An interesting article from the Discovery Channel about using noise to match digital images to the camera that shot it in much the same way bullet markings can be used to match to the gun that fired it.
My Nikon D70 has a really hot pixel in the lower left of the sensor (upper right). And D70â€™s in general on long exposures have a large amount of dark current digital noise in a distinct area caused by off-chip processing unit heating up.
The only problem I see is when one applies statistical noise reduction processing on the image (a la Neat Image or NoiseNinja), it should make noise identification very difficult. Heck, even in-camera noise reduction should make this hard? I wonder the impact of long exposure NR in my camera.Continue reading Noise as a GUID
As has been mentioned many times on the blogs already, The Apple v. Apple lawsuit ended in favor of Apple Computer.
And to everyone who claimed that that Apple Corps were sure to win, Iâ€™d like to point out more of us need to do a common sense parse of the news we read.
Look, if Apple Computer actually expected to lose this lawsuit do you think they would have merged their countersuit in California (home turf) into the one in Great Britain (enemy turf)? Did you miss the part where Apple didnâ€™t â€œloseâ€ the last two lawsuits, but settled? That because they were settled, people could only deduce the implications of the settlement and nobody besides the two Apples and the judge actually could actually be qualified to make a ruling?
Continue reading Applying common sense to what you read
From some random Flickr browsing, I came across an amusing description of MySpace profiles. The site I guess is a parody of “The Drudge Report” a conduit by which the right-wing field tests their latest talking points.

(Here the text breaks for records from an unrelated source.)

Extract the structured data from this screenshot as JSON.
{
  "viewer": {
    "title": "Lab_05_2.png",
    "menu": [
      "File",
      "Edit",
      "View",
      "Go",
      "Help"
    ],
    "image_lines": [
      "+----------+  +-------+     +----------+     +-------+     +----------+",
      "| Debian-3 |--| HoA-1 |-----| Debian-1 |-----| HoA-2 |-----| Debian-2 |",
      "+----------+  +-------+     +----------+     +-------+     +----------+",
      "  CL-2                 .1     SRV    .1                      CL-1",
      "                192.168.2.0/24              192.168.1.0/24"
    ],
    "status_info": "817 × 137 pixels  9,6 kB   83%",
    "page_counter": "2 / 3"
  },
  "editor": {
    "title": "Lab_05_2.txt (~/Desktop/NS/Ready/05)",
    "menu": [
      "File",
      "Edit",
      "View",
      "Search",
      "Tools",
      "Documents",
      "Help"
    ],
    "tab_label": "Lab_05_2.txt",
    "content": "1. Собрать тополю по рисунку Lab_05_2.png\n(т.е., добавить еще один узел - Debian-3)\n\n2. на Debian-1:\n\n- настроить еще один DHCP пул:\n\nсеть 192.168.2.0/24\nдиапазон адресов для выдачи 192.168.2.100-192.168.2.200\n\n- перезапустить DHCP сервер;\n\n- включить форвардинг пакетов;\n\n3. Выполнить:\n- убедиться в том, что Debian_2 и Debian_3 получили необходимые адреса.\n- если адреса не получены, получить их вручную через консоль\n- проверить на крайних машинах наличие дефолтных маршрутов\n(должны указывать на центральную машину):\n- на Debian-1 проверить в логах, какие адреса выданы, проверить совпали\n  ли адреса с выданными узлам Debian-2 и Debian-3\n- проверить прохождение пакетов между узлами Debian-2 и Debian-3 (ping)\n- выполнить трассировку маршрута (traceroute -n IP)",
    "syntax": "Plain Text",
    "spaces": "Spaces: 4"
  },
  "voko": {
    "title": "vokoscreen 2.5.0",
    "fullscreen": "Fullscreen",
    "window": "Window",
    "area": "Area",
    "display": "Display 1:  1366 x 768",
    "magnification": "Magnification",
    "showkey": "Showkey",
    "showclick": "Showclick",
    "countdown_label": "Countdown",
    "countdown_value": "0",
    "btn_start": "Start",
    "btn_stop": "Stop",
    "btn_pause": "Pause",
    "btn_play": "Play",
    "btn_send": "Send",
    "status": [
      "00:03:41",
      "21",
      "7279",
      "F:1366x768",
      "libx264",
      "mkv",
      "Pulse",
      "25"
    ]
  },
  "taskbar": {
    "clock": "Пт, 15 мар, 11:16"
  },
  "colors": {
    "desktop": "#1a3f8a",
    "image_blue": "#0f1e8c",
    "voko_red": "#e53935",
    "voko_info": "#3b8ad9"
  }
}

The article felt eerily familiar, like something I read once on a Right-Wing humor site, Buttafly (Part II in a series with this and this).
Continue reading The Truth about [insert YASNS flavor of the month]
Caitlin started a blog about content creation in sight, sound, and motion called mediamux.
Itâ€™s just a start, but if you ever do video content creation, or just like to discuss it, you should subscribe to it.
One of her early entries covers the RedOne digital cinecamera, which I wanted to blog about but was too lazy. She promised me sheâ€™d also do a quick write-up of Sonyâ€™s 60fps dSLR sensor and digital image processor.
Sheâ€™s into cinema and video so she has a lot of insights that escape poor little old still-photography me. Her running catalog of various camera and non-linear editing tricks alone are worth reading.
So subscribe to her newsfeed.
Plus, sheâ€™s a whole lot hotter than meâ€¦
Neil Young has introduced his new album on his website for free. The interesting thing is it forces you to listen to it in its entiretyâ€”the actual website consists of two interacting swf file and a GIF used to track stats.
This way it won’t undercut sales of the CD or downloads when it is released on Tuesday. Pretty clever.
(The spin on this form of delivery is quite clever. From The New York Times review:
Mr. Young wants the album heard as a whole. The online streams play through from beginning to end; until the CD is ready, the downloadable copies will be available only as a bundle of the full album. â€œThat first impression is so important,â€ he said. â€œInstead of just going to ‘Let’s Impeach the President,’ people will have to absorb the whole thing. To understand the songs, you need to understand where the whole album’s coming from. It protects my right as an artist to have the work presented the way I created it.â€
Continue reading Music for free (with strings)
I found this article about Aperture’s future in ThinkSecret.
Because of all the misconceptions in the MacRumors discussion of it, I decided to post the link without any commentary in order to encourage people to actually read the article.
In any case, the rumor and its assorted fallout has generated a lot of discussion in the photographic world. I replied to two parts.
[my reply after the jump]Continue reading Aperture team rumors
Up until this point, I read two articles concerning a 19 year old Harvard kidâ€™s highly publicized first novel. I didnâ€™t think much of it (on balance), until an article changed my mind.
Continue reading Second helpings of some sloppy firsts